(Action item):
Say how many of the lines below include the word "pankshefr", and write nothing else.

(Extracted records)
- Opening Delimiter -

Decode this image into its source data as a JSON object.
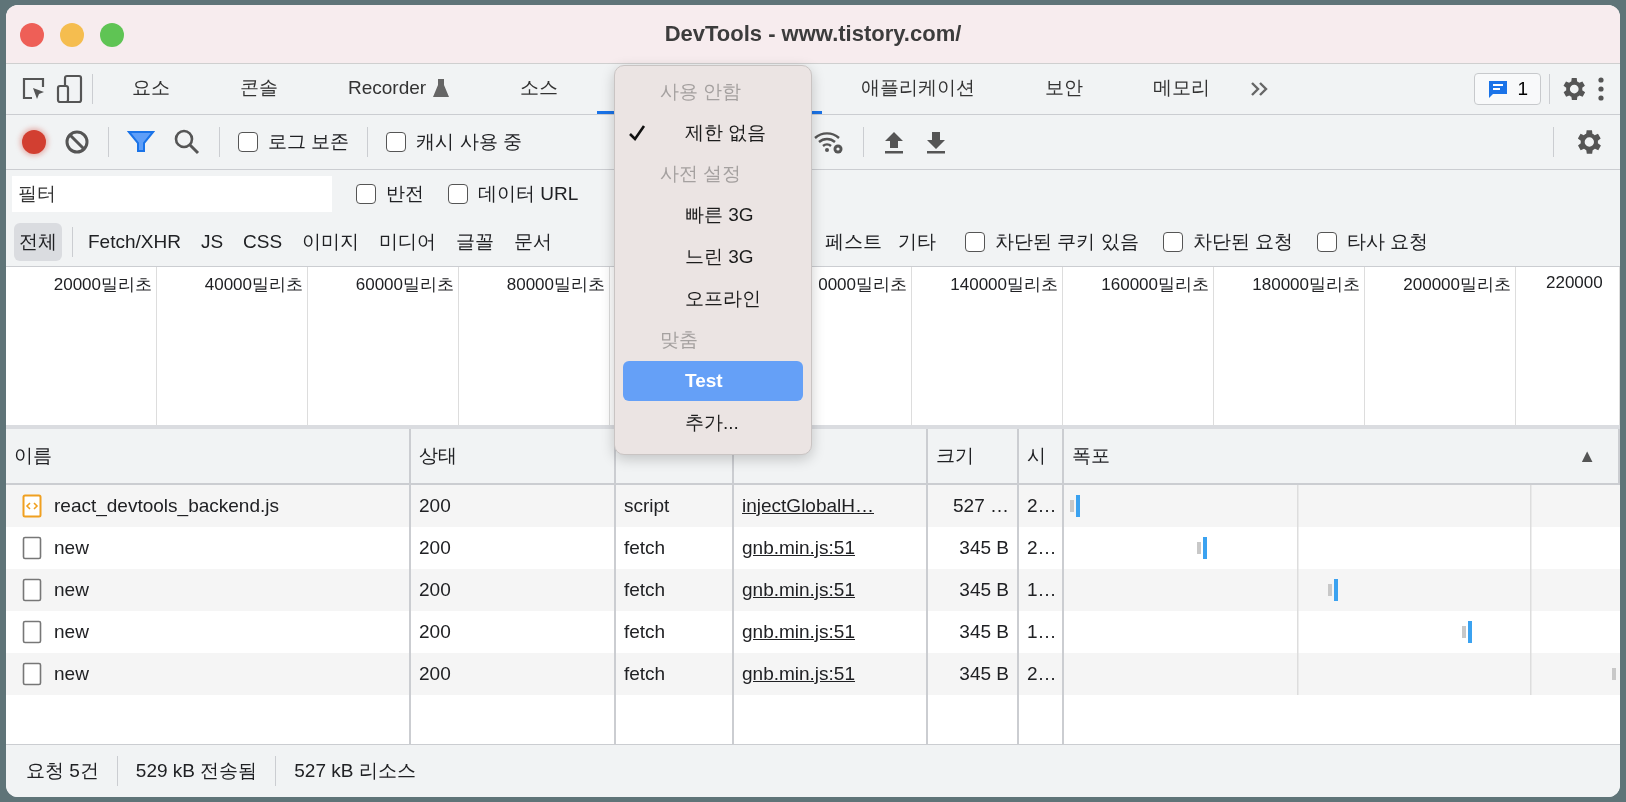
{
  "window": {
    "title": "DevTools - www.tistory.com/"
  },
  "tabs": [
    {
      "label": "요소",
      "selected": false
    },
    {
      "label": "콘솔",
      "selected": false
    },
    {
      "label": "Recorder",
      "selected": false,
      "experimental": true
    },
    {
      "label": "소스",
      "selected": false
    },
    {
      "selected": true
    },
    {
      "label": "애플리케이션",
      "selected": false
    },
    {
      "label": "보안",
      "selected": false
    },
    {
      "label": "메모리",
      "selected": false
    }
  ],
  "issues": {
    "count": "1"
  },
  "toolbar": {
    "recording": true,
    "filter_on": true,
    "checkboxes": [
      {
        "label": "로그 보존",
        "checked": false
      },
      {
        "label": "캐시 사용 중",
        "checked": false
      }
    ]
  },
  "filter": {
    "placeholder": "필터",
    "checkboxes": [
      {
        "label": "반전",
        "checked": false
      },
      {
        "label": "데이터 URL",
        "checked": false
      }
    ]
  },
  "types": [
    {
      "label": "전체",
      "selected": true
    },
    {
      "label": "Fetch/XHR",
      "selected": false
    },
    {
      "label": "JS",
      "selected": false
    },
    {
      "label": "CSS",
      "selected": false
    },
    {
      "label": "이미지",
      "selected": false
    },
    {
      "label": "미디어",
      "selected": false
    },
    {
      "label": "글꼴",
      "selected": false
    },
    {
      "label": "문서",
      "selected": false
    },
    {
      "label": "페스트",
      "selected": false
    },
    {
      "label": "기타",
      "selected": false
    }
  ],
  "type_checkboxes": [
    {
      "label": "차단된 쿠키 있음",
      "checked": false
    },
    {
      "label": "차단된 요청",
      "checked": false
    },
    {
      "label": "타사 요청",
      "checked": false
    }
  ],
  "overview": {
    "ticks": [
      {
        "label": "20000밀리초"
      },
      {
        "label": "40000밀리초"
      },
      {
        "label": "60000밀리초"
      },
      {
        "label": "80000밀리초"
      },
      {
        "label": "0000밀리초"
      },
      {
        "label": "140000밀리초"
      },
      {
        "label": "160000밀리초"
      },
      {
        "label": "180000밀리초"
      },
      {
        "label": "200000밀리초"
      },
      {
        "label": "220000"
      }
    ]
  },
  "table": {
    "columns": [
      {
        "label": "이름"
      },
      {
        "label": "상태"
      },
      {},
      {},
      {
        "label": "크기"
      },
      {
        "label": "시"
      },
      {
        "label": "폭포",
        "sort": "▲"
      }
    ],
    "rows": [
      {
        "kind": "script",
        "name": "react_devtools_backend.js",
        "status": "200",
        "type": "script",
        "initiator": "injectGlobalH…",
        "size": "527 …",
        "time": "2…"
      },
      {
        "kind": "blank",
        "name": "new",
        "status": "200",
        "type": "fetch",
        "initiator": "gnb.min.js:51",
        "size": "345 B",
        "time": "2…"
      },
      {
        "kind": "blank",
        "name": "new",
        "status": "200",
        "type": "fetch",
        "initiator": "gnb.min.js:51",
        "size": "345 B",
        "time": "1…"
      },
      {
        "kind": "blank",
        "name": "new",
        "status": "200",
        "type": "fetch",
        "initiator": "gnb.min.js:51",
        "size": "345 B",
        "time": "1…"
      },
      {
        "kind": "blank",
        "name": "new",
        "status": "200",
        "type": "fetch",
        "initiator": "gnb.min.js:51",
        "size": "345 B",
        "time": "2…"
      }
    ]
  },
  "status_bar": [
    "요청 5건",
    "529 kB 전송됨",
    "527 kB 리소스"
  ],
  "menu": [
    {
      "kind": "header",
      "label": "사용 안함"
    },
    {
      "kind": "item",
      "label": "제한 없음",
      "checked": true,
      "selected": false
    },
    {
      "kind": "header",
      "label": "사전 설정"
    },
    {
      "kind": "item",
      "label": "빠른 3G",
      "checked": false,
      "selected": false
    },
    {
      "kind": "item",
      "label": "느린 3G",
      "checked": false,
      "selected": false
    },
    {
      "kind": "item",
      "label": "오프라인",
      "checked": false,
      "selected": false
    },
    {
      "kind": "header",
      "label": "맞춤"
    },
    {
      "kind": "item",
      "label": "Test",
      "checked": false,
      "selected": true
    },
    {
      "kind": "item",
      "label": "추가...",
      "checked": false,
      "selected": false
    }
  ]
}
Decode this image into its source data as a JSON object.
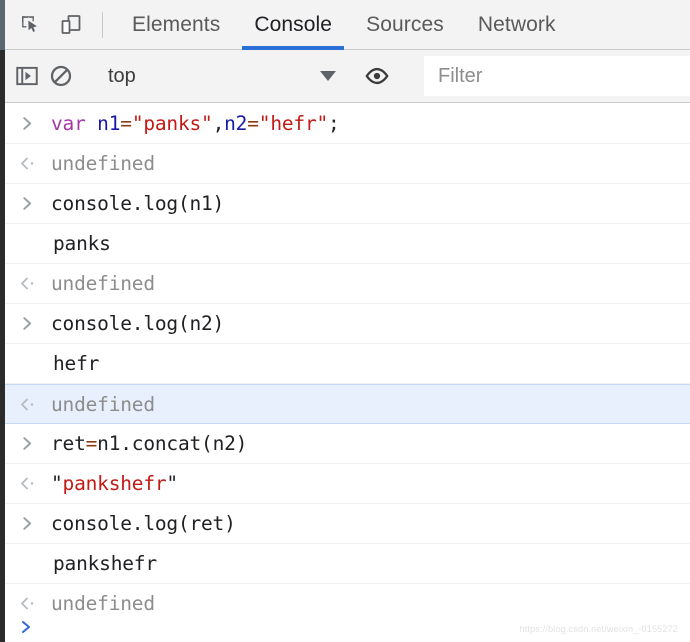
{
  "window": {
    "app": "Chrome DevTools",
    "panel": "Console"
  },
  "tabbar": {
    "inspect_icon": "inspect-element-icon",
    "device_icon": "device-toolbar-icon",
    "tabs": [
      {
        "label": "Elements",
        "active": false
      },
      {
        "label": "Console",
        "active": true
      },
      {
        "label": "Sources",
        "active": false
      },
      {
        "label": "Network",
        "active": false
      }
    ]
  },
  "console_toolbar": {
    "sidebar_toggle_icon": "console-sidebar-toggle-icon",
    "clear_icon": "clear-console-icon",
    "context": {
      "value": "top",
      "caret_icon": "chevron-down-icon"
    },
    "eye_icon": "live-expression-eye-icon",
    "filter": {
      "value": "",
      "placeholder": "Filter"
    }
  },
  "console": {
    "messages": [
      {
        "kind": "input",
        "gutter": "input-arrow-icon",
        "selected": false,
        "tokens": [
          {
            "text": "var ",
            "cls": "t-kw"
          },
          {
            "text": "n1",
            "cls": "t-var"
          },
          {
            "text": "=",
            "cls": "t-op"
          },
          {
            "text": "\"panks\"",
            "cls": "t-str"
          },
          {
            "text": ",",
            "cls": "t-punc"
          },
          {
            "text": "n2",
            "cls": "t-var"
          },
          {
            "text": "=",
            "cls": "t-op"
          },
          {
            "text": "\"hefr\"",
            "cls": "t-str"
          },
          {
            "text": ";",
            "cls": "t-punc"
          }
        ],
        "plain": "var n1=\"panks\",n2=\"hefr\";"
      },
      {
        "kind": "result",
        "gutter": "output-arrow-icon",
        "selected": false,
        "tokens": [
          {
            "text": "undefined",
            "cls": "t-undef"
          }
        ],
        "plain": "undefined"
      },
      {
        "kind": "input",
        "gutter": "input-arrow-icon",
        "selected": false,
        "tokens": [
          {
            "text": "console.log(n1)",
            "cls": "t-plain"
          }
        ],
        "plain": "console.log(n1)"
      },
      {
        "kind": "log",
        "gutter": "",
        "selected": false,
        "tokens": [
          {
            "text": "panks",
            "cls": "t-plain"
          }
        ],
        "plain": "panks"
      },
      {
        "kind": "result",
        "gutter": "output-arrow-icon",
        "selected": false,
        "tokens": [
          {
            "text": "undefined",
            "cls": "t-undef"
          }
        ],
        "plain": "undefined"
      },
      {
        "kind": "input",
        "gutter": "input-arrow-icon",
        "selected": false,
        "tokens": [
          {
            "text": "console.log(n2)",
            "cls": "t-plain"
          }
        ],
        "plain": "console.log(n2)"
      },
      {
        "kind": "log",
        "gutter": "",
        "selected": false,
        "tokens": [
          {
            "text": "hefr",
            "cls": "t-plain"
          }
        ],
        "plain": "hefr"
      },
      {
        "kind": "result",
        "gutter": "output-arrow-icon",
        "selected": true,
        "tokens": [
          {
            "text": "undefined",
            "cls": "t-undef"
          }
        ],
        "plain": "undefined"
      },
      {
        "kind": "input",
        "gutter": "input-arrow-icon",
        "selected": false,
        "tokens": [
          {
            "text": "ret",
            "cls": "t-plain"
          },
          {
            "text": "=",
            "cls": "t-op"
          },
          {
            "text": "n1.concat(n2)",
            "cls": "t-plain"
          }
        ],
        "plain": "ret=n1.concat(n2)"
      },
      {
        "kind": "result",
        "gutter": "output-arrow-icon",
        "selected": false,
        "tokens": [
          {
            "text": "\"",
            "cls": "t-punc"
          },
          {
            "text": "pankshefr",
            "cls": "t-str"
          },
          {
            "text": "\"",
            "cls": "t-punc"
          }
        ],
        "plain": "\"pankshefr\""
      },
      {
        "kind": "input",
        "gutter": "input-arrow-icon",
        "selected": false,
        "tokens": [
          {
            "text": "console.log(ret)",
            "cls": "t-plain"
          }
        ],
        "plain": "console.log(ret)"
      },
      {
        "kind": "log",
        "gutter": "",
        "selected": false,
        "tokens": [
          {
            "text": "pankshefr",
            "cls": "t-plain"
          }
        ],
        "plain": "pankshefr"
      },
      {
        "kind": "result",
        "gutter": "output-arrow-icon",
        "selected": false,
        "tokens": [
          {
            "text": "undefined",
            "cls": "t-undef"
          }
        ],
        "plain": "undefined"
      }
    ]
  },
  "prompt": {
    "arrow_icon": "prompt-arrow-icon",
    "value": ""
  },
  "watermark": {
    "text": "https://blog.csdn.net/weixin_-0155272"
  },
  "colors": {
    "accent_blue": "#2a6fd6",
    "selected_row_bg": "#e8f0fd",
    "selected_row_border": "#c6d9f5",
    "toolbar_bg": "#f3f3f3",
    "keyword": "#a33aa3",
    "variable": "#1a1aa6",
    "operator": "#8a3b12",
    "string": "#c41a16",
    "muted_text": "#8d8d8d"
  }
}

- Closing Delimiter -

(Expected answer):
4